Gubernatorial hopefuls need three things when wooing votes and money in the rural outdoors of Montgomery County: cold beer, digestible hamburgers and fair weather.
The gods must have been smiling on Maryland Attorney General Stephen H. Sachs Saturday, for he had all three in abundance at a fundraiser on the grounds of a Spencerville estate. The take from the $50-a-head event was $30,000 -- mere pocket change for a candidate who expects to raise $1.5 million by election time next year -- but Sachs seemed pleased.
"You can do all the political discounting, and it's still a great success," he said. "I always run well in Montgomery County."
Indeed, asking an unabashed liberal from Montgomery -- there were plenty of them in Spencerville Saturday -- to contribute $50 to Steve Sachs is a little like waving honey under a bear's nose.
Sachs and the folks who are the backbone of the county's Democratic Party are natural allies.
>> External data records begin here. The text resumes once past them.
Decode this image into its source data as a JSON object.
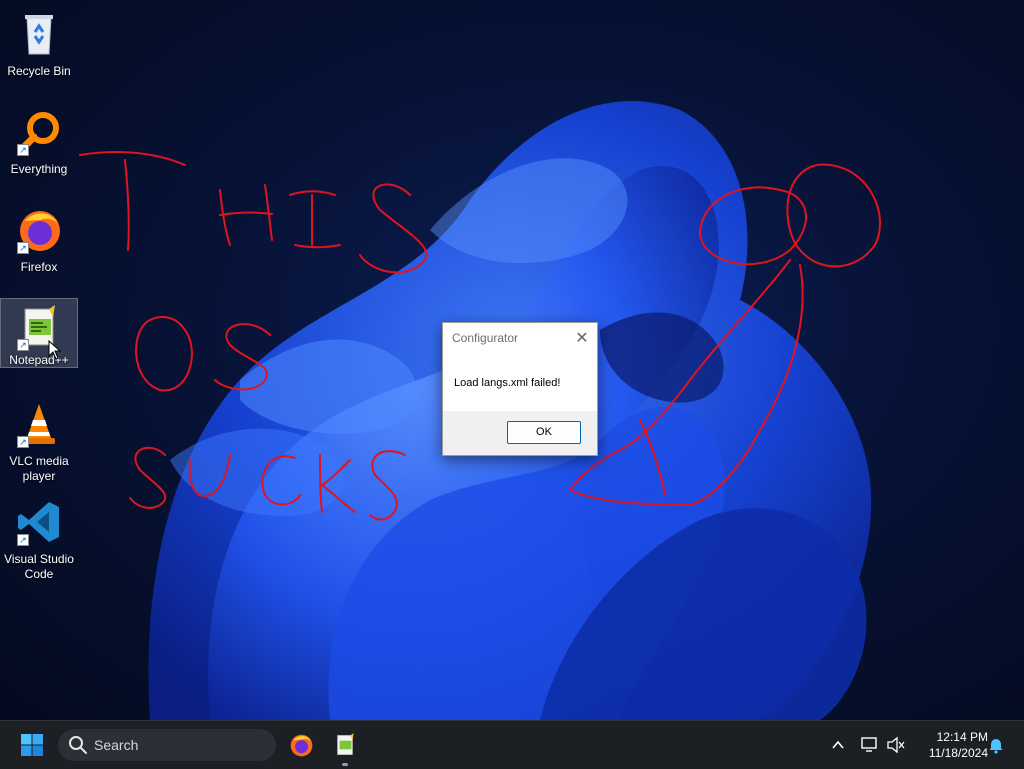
{
  "desktop": {
    "icons": [
      {
        "label": "Recycle Bin",
        "icon": "recycle-bin-icon",
        "shortcut": false
      },
      {
        "label": "Everything",
        "icon": "everything-search-icon",
        "shortcut": true
      },
      {
        "label": "Firefox",
        "icon": "firefox-icon",
        "shortcut": true
      },
      {
        "label": "Notepad++",
        "icon": "notepad-plus-plus-icon",
        "shortcut": true,
        "selected": true
      },
      {
        "label": "VLC media player",
        "icon": "vlc-cone-icon",
        "shortcut": true
      },
      {
        "label": "Visual Studio Code",
        "icon": "vscode-icon",
        "shortcut": true
      }
    ],
    "shortcut_arrow": "↗",
    "scribble_color": "#e0141e"
  },
  "dialog": {
    "title": "Configurator",
    "close_glyph": "✕",
    "message": "Load langs.xml failed!",
    "ok_label": "OK"
  },
  "taskbar": {
    "search_label": "Search",
    "apps": [
      "firefox-icon",
      "notepad-plus-plus-icon"
    ],
    "tray_chevron": "^",
    "time": "12:14 PM",
    "date": "11/18/2024",
    "accent": "#0078d4"
  }
}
Old-line Montgomery Democrats, many of them Jewish as Sachs is, love his liberal credentials, and his personal style and record as a champion of consumer rights make him the perfect candidate for yuppies.
Sachs may be the candidate of choice in the liberal heartland of Montgomery, but he has no monopoly on its often fractious Democrats. Benjamin L. Cardin, the Baltimore Democrat who has been speaker of the Maryland House of Delegates since 1979, has a small but loyal band of followers in the county, the core of which is its large House delegation.
Baltimore Mayor William Donald Schaefer, too, enjoys the support of a few key Montgomery businessmen, as well as a handful of present and former local politicians. It's not that Montgomery holds the key in a statewide race -- voting patterns in Prince George's County and the Baltimore area are far more crucial -- but Montgomery is a rich source of money for candidates, and Sachs is making no mistake by courting its Democratic regulars.
"Sachs is going to win the county next year," said Del. Michael R. Gordon, a Rockville Democrat. Gordon was quick to add, however, that he personally is uncommitted about the governor's race, which he and others see as shaping up between Sachs and Schaefer.
"It's too damn early," Gordon said. "In fact, this whole campaign started too early. I'm here because I got two free tickets."
Schaefer, who has yet to announce whether he will run for governor, was a kind of unseen presence at the fund-raiser. One Sachs fan sported a blue-and-white "Keep the Mayor Mayor" button, a relic of one of New York City Mayor Ed Koch's many campaigns.
Also in attendance were a couple of Schaefer loyalists, Annapolis lobbyists more suited to the turf in Baltimore's City Hall than a sod field in upper Montgomery. They were there "hedging their bets" about Maryland's next governor, cracked Blair Lee IV, Sachs' campaign manager.
It is difficult to make forecasts about a politician as unpredictable and wily as Schaefer, but Sachs is confident about two things: that the mayor will run and will outspend him.
"He will be better financed than me," said Sachs, who called his own goal of $1.5 million "the benchmark that pretty much guarantees you can compete on TV -- compete honorably. Two million and more would be even better . . . . "
Sachs was bouyed by two solid weeks of free television air time during the height of Maryland's savings and loan association crisis. But Schaefer has planned a giant fund-raiser for later this year and expects to raise $1 million. Sachs says he will spend a good part of the summer deciding whether to do the same.
"We're still kicking it around, but one of the things we're looking at is a major fund-raising event," said Sachs between sips of his beer: "Not the traditional fund-raiser, but more grass roots. Maybe a series of simultaneous parties" across Maryland.
With money the lifeblood of his campaign, Sachs may have to resort to something unusual to compete with Schaefer, who has a knack for raising large amounts of money in Baltimore. But for the moment, it's traditional politics -- beer, burgers and $50 tickets -- and it seems to be working.
"There's a palpable sense of enthusiasm," said Sachs as several hundred people, including some from as far away as Garrett County and the Eastern Shore, mingled nearby. "I can't tell you it's conclusive. But it does renew purpose."